Format

Send to

Choose Destination
See comment in PubMed Commons below
Perit Dial Int. 1996;16 Suppl 1:S526-31.

Nutritional status in children receiving chronic peritoneal dialysis.

Author information

1
Servizio di Nefrologia, Istituto G. Gaslini, Genova, Italy.

Abstract

Chronic peritoneal dialysis (CPD), widely used in uremic children, may have contrasting effects on the nutritional status of patients. Metabolic and nutritional abnormalities due to the combined effects of uremia per se, glucose absorption from the dialysate and catabolic factors, such as protein and amino acid losses into dialysate, poor appetite, and recurrent episodes of peritonitis are the most important. Although CPD allows for fewer dietary restrictions and supplies an extra amount of calories by glucose absorbed with the peritoneal fluid, when protein and energy intakes are assessed the protein intake was almost sufficient or more than that prescribed, whereas the energy intake was low. In CPD children the standard deviation score for weight, height, triceps skinfold thickness, and midarm circumference has been reported as more severely impaired in children less than ten years old. Anthropometric parameters did not worsen during CPD treatment. Plasma proteins and albumin are reported as being low in CPD children. The dietary intake and protein losses have been considered to be the most important determinants of the albumin level in CPD patients. The reported average dialysate losses of free amino acids (AA) during CPD in children vary from 0.02 to 0.03 g/kg/day in different studies. The patterns of plasma AA in CPD is represented by reduced levels of branched chain AA and of other essential amino acids and increased concentrations of some nonessential AA. Several factors may influence plasma AA profile: uremia per se, hormonal alterations, protein and AA losses, and dietary intake. A more specific uremic AA pattern is found in muscle, the largest pool of free AA in the body. Studies on muscle AA in adults on CPD are conflicting: some authors have reported several muscle AA alterations, but others have shown an almost normal pattern. Low valine and leucine muscle levels have been reported in children on CPD.

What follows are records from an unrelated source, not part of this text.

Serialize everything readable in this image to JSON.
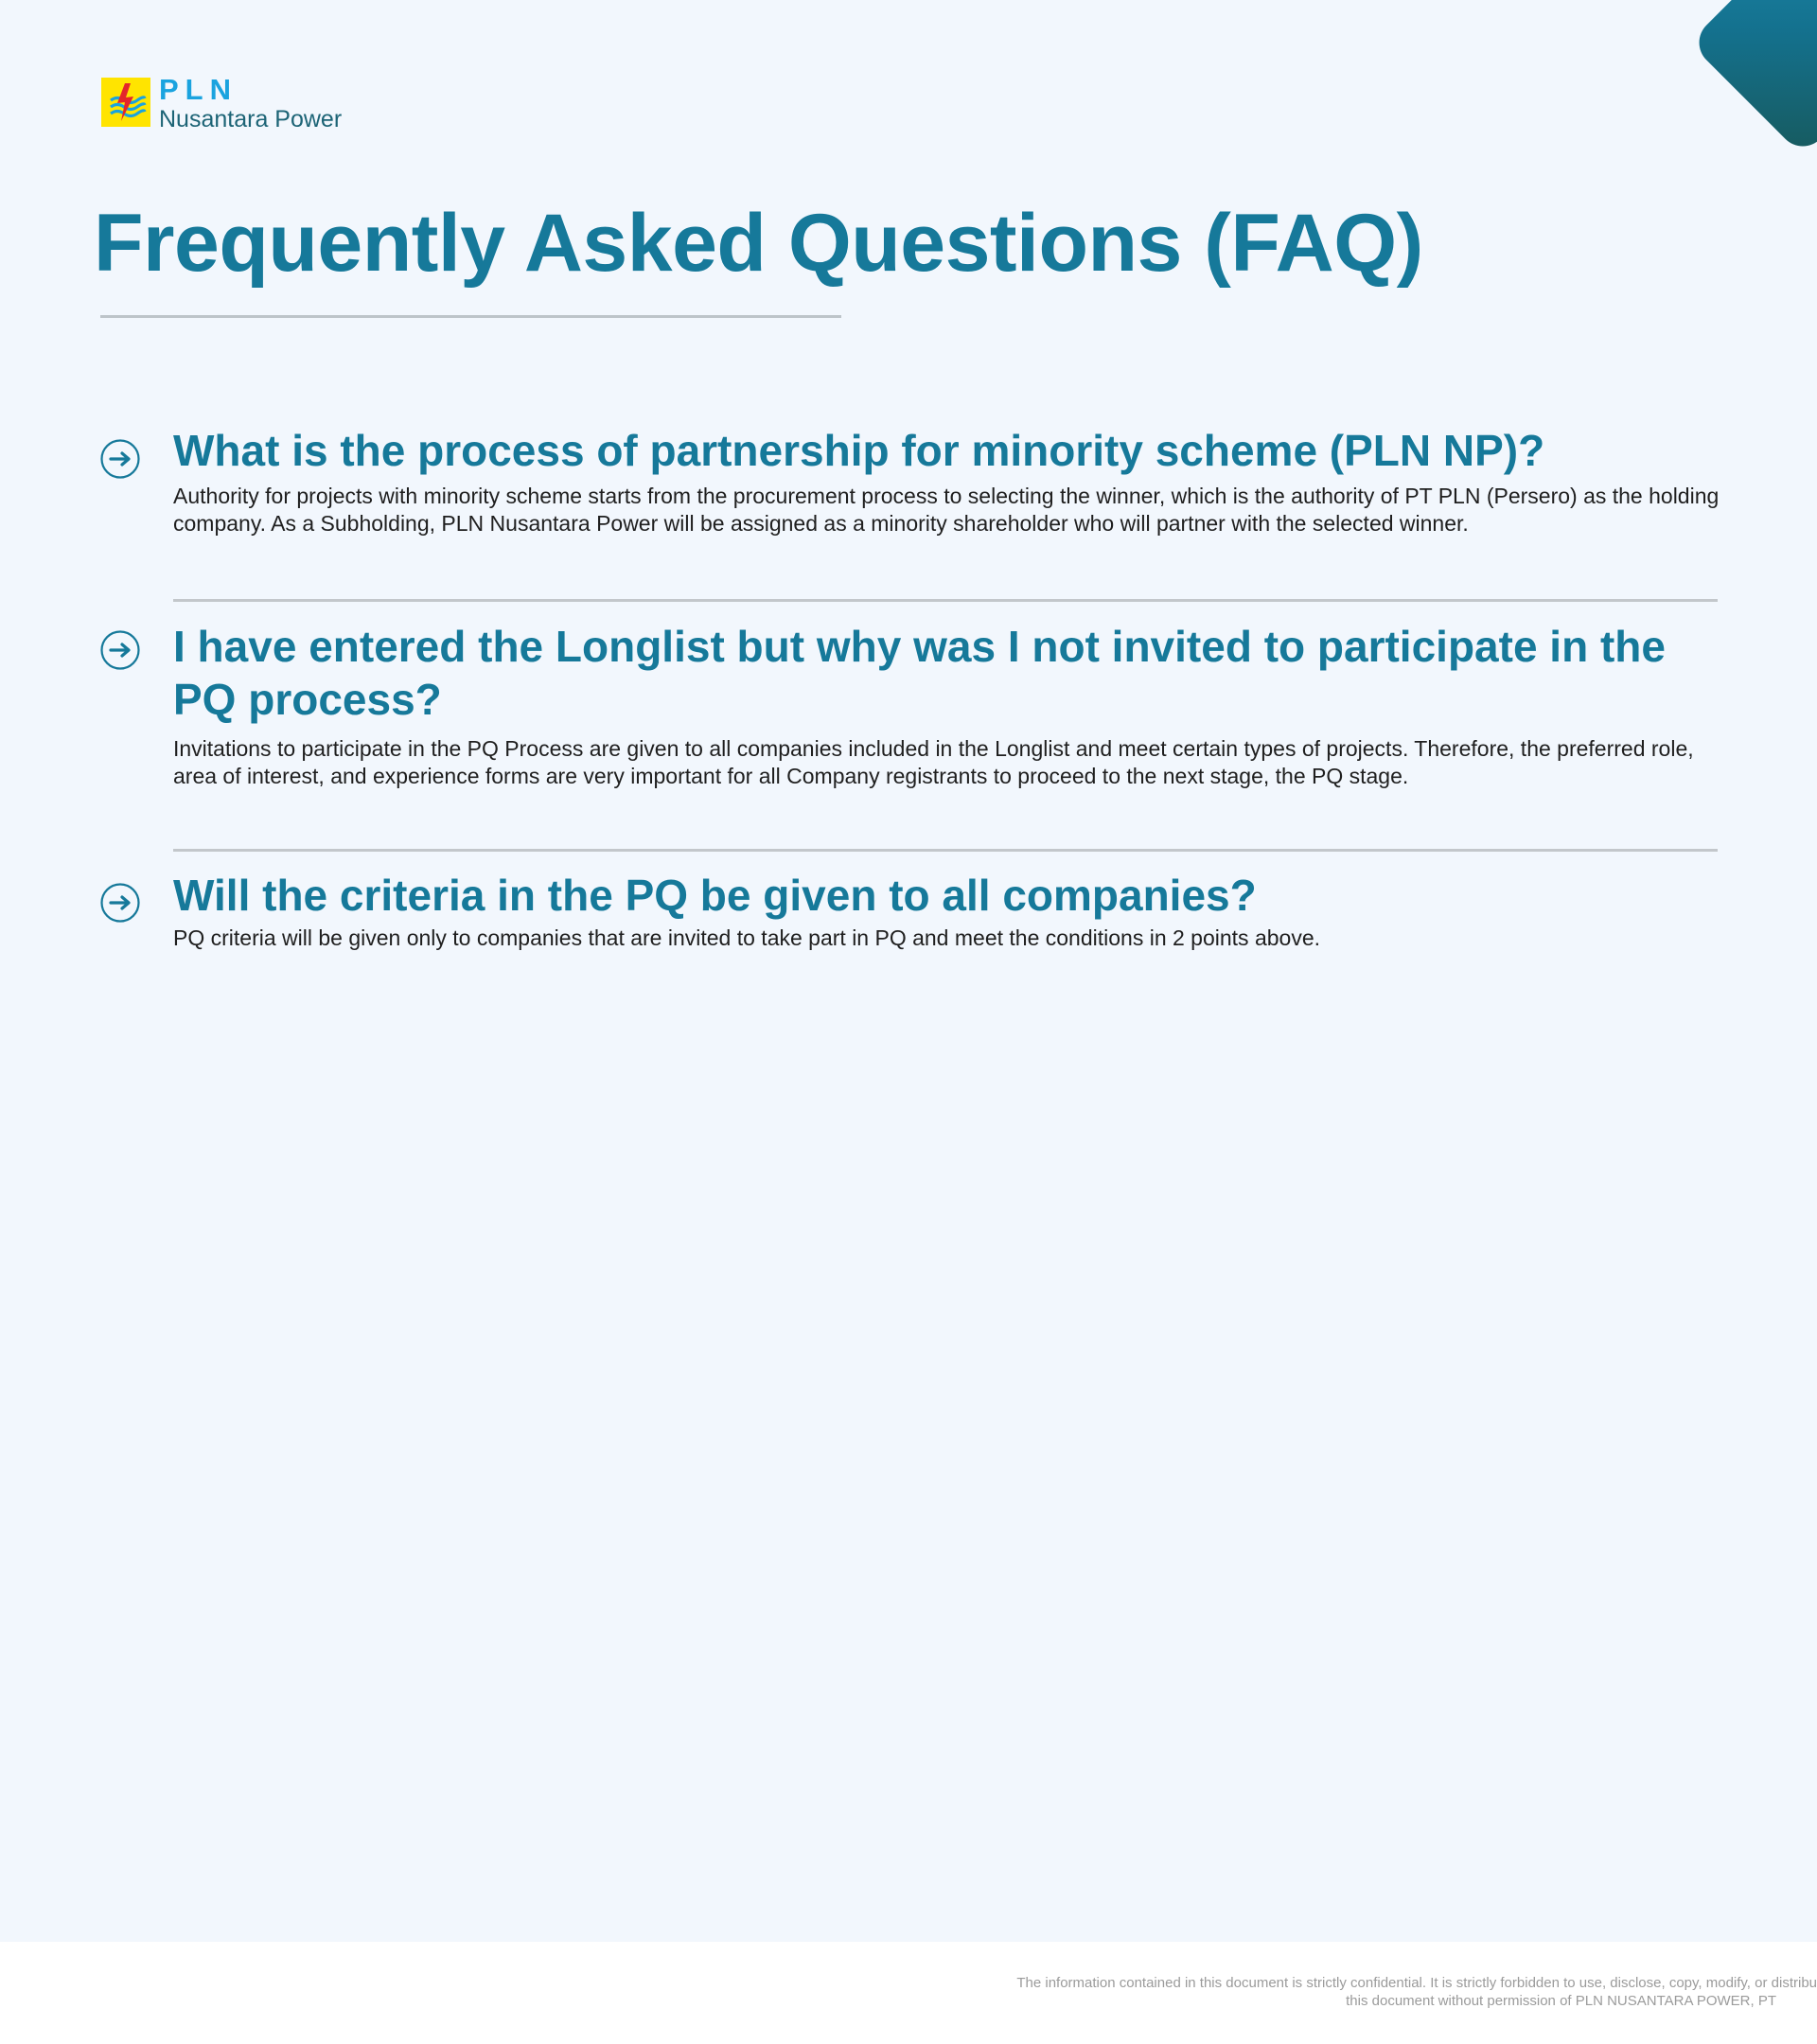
{
  "brand": {
    "name": "PLN",
    "subtitle": "Nusantara Power"
  },
  "page": {
    "title": "Frequently Asked Questions (FAQ)"
  },
  "faq": [
    {
      "question": "What is the process of partnership for minority scheme (PLN NP)?",
      "answer": "Authority for projects with minority scheme starts from the procurement process to selecting the winner, which is the authority of PT PLN (Persero) as the holding company. As a Subholding, PLN Nusantara Power will be assigned as a minority shareholder who will partner with the selected winner."
    },
    {
      "question": "I have entered the Longlist but why was I not invited to participate in the PQ process?",
      "answer": "Invitations to participate in the PQ Process are given to all companies included in the Longlist and meet certain types of projects. Therefore, the preferred role, area of interest, and experience forms are very important for all Company registrants to proceed to the next stage, the PQ stage."
    },
    {
      "question": "Will the criteria in the PQ be given to all companies?",
      "answer": "PQ criteria will be given only to companies that are invited to take part in PQ and meet the conditions in 2 points above."
    }
  ],
  "footer": {
    "line1": "The information contained in this document is strictly confidential. It is strictly forbidden to use, disclose, copy, modify, or distribu",
    "line2": "this document without permission of PLN NUSANTARA POWER, PT"
  },
  "colors": {
    "accent": "#16799a",
    "brand_blue": "#1aa3df",
    "logo_yellow": "#ffe400",
    "background": "#f2f7fd"
  },
  "icons": {
    "faq_bullet": "arrow-right-circle-icon",
    "logo": "pln-lightning-logo"
  }
}
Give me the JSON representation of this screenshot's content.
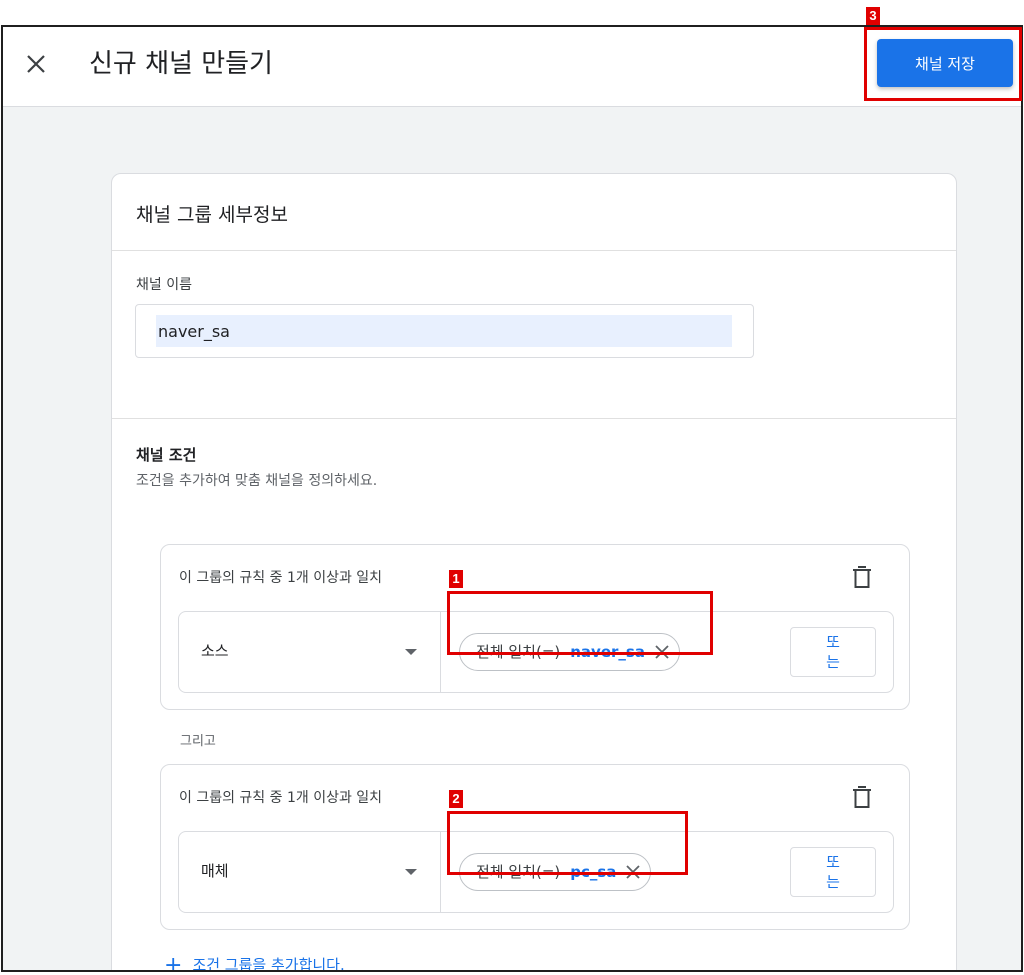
{
  "header": {
    "title": "신규 채널 만들기",
    "save_label": "채널 저장"
  },
  "card": {
    "title": "채널 그룹 세부정보",
    "name_label": "채널 이름",
    "name_value": "naver_sa",
    "conditions_title": "채널 조건",
    "conditions_subtitle": "조건을 추가하여 맞춤 채널을 정의하세요."
  },
  "groups": [
    {
      "title": "이 그룹의 규칙 중 1개 이상과 일치",
      "dimension": "소스",
      "operator": "전체 일치(=)",
      "value": "naver_sa",
      "or_label": "또는"
    },
    {
      "title": "이 그룹의 규칙 중 1개 이상과 일치",
      "dimension": "매체",
      "operator": "전체 일치(=)",
      "value": "pc_sa",
      "or_label": "또는"
    }
  ],
  "and_label": "그리고",
  "add_group_label": "조건 그룹을 추가합니다.",
  "annotations": [
    "1",
    "2",
    "3"
  ],
  "colors": {
    "accent": "#1a73e8",
    "highlight": "#e00000"
  },
  "icons": [
    "close-icon",
    "trash-icon",
    "dropdown-caret-icon",
    "chip-remove-icon",
    "plus-icon"
  ]
}
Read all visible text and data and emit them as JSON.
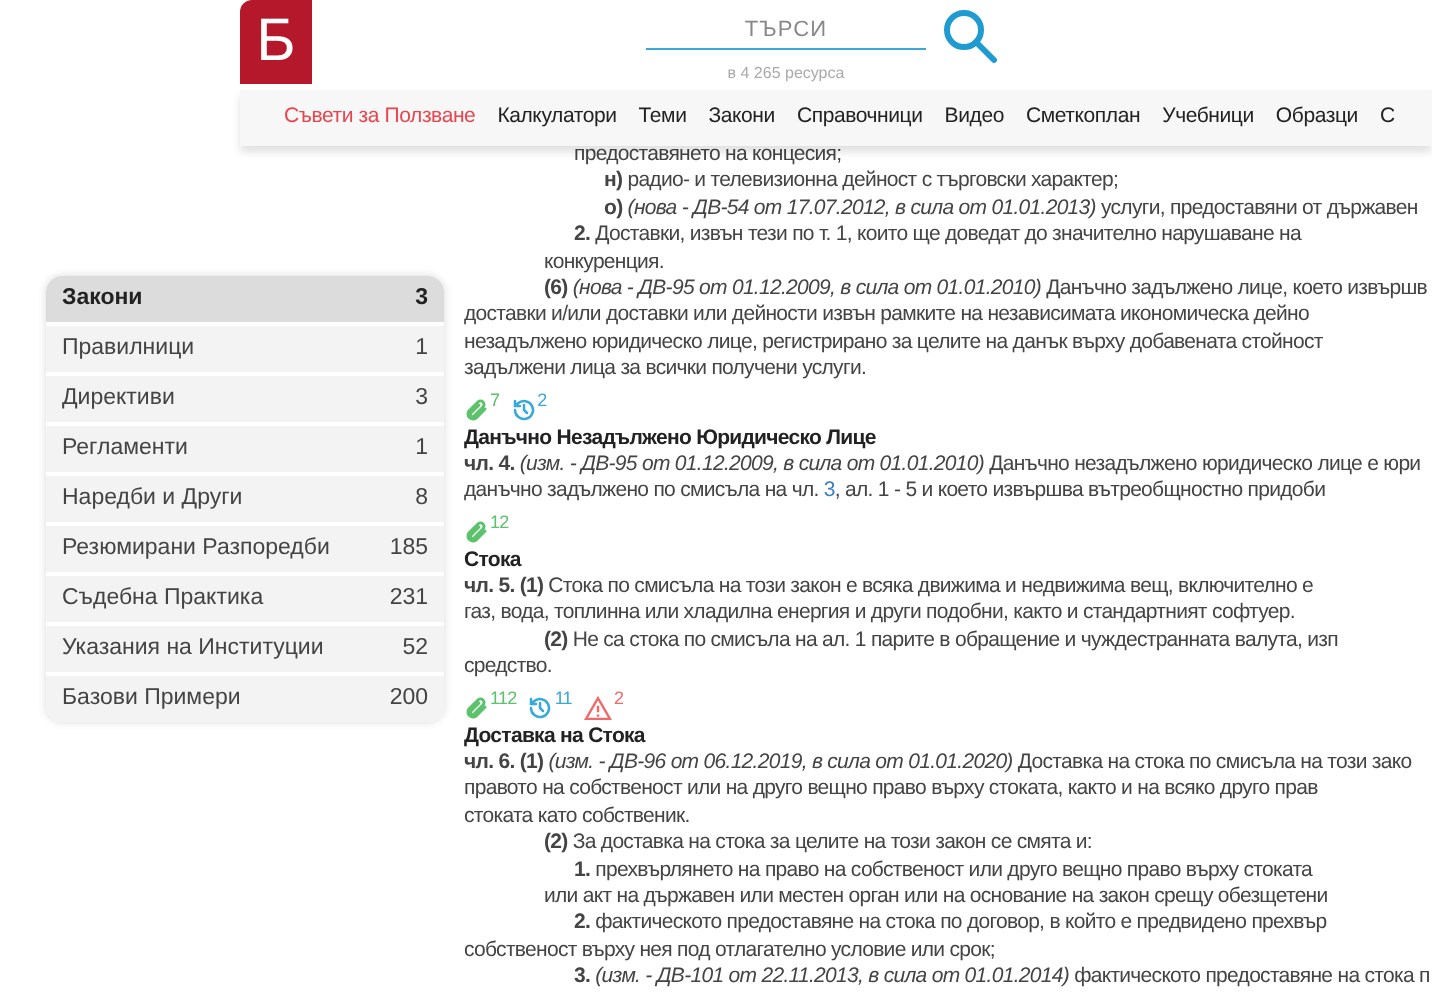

PMID:
8728263
[Indexed for MEDLINE]
PubMed Commons home

PubMed Commons

0 comments
How to join PubMed Commons

    Supplemental Content

    Full text links

    Icon for HighWire
    Loading ...
    Support Center